* _Your task_
All of the data must be retyped exactly, with nothing left out.

▬▬▬

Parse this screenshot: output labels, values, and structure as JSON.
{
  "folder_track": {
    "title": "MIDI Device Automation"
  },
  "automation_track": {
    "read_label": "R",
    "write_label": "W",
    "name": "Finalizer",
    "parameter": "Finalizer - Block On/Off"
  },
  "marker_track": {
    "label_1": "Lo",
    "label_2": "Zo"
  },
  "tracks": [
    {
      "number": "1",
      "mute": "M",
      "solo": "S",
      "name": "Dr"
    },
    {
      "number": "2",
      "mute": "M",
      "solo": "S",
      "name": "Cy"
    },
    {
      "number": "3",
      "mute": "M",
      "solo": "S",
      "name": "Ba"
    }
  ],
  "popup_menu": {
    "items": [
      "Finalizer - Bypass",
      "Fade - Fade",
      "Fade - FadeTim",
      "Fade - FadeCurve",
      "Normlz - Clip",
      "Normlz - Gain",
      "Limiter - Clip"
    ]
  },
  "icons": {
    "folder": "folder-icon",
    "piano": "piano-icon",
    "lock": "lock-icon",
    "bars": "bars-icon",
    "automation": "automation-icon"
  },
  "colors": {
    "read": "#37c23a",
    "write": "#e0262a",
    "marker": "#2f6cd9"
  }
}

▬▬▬

* _Response area_
Parse this screenshot: output labels, values, and structure as JSON.
{
  "folder_track": {
    "title": "MIDI Device Automation"
  },
  "automation_track": {
    "read_label": "R",
    "write_label": "W",
    "name": "Finalizer",
    "parameter": "Finalizer - Block On/Off"
  },
  "marker_track": {
    "label_1": "Lo",
    "label_2": "Zo"
  },
  "tracks": [
    {
      "number": "1",
      "mute": "M",
      "solo": "S",
      "name": "Dr"
    },
    {
      "number": "2",
      "mute": "M",
      "solo": "S",
      "name": "Cy"
    },
    {
      "number": "3",
      "mute": "M",
      "solo": "S",
      "name": "Ba"
    }
  ],
  "popup_menu": {
    "items": [
      "Finalizer - Bypass",
      "Fade - Fade",
      "Fade - FadeTim",
      "Fade - FadeCurve",
      "Normlz - Clip",
      "Normlz - Gain",
      "Limiter - Clip"
    ]
  },
  "icons": {
    "folder": "folder-icon",
    "piano": "piano-icon",
    "lock": "lock-icon",
    "bars": "bars-icon",
    "automation": "automation-icon"
  },
  "colors": {
    "read": "#37c23a",
    "write": "#e0262a",
    "marker": "#2f6cd9"
  }
}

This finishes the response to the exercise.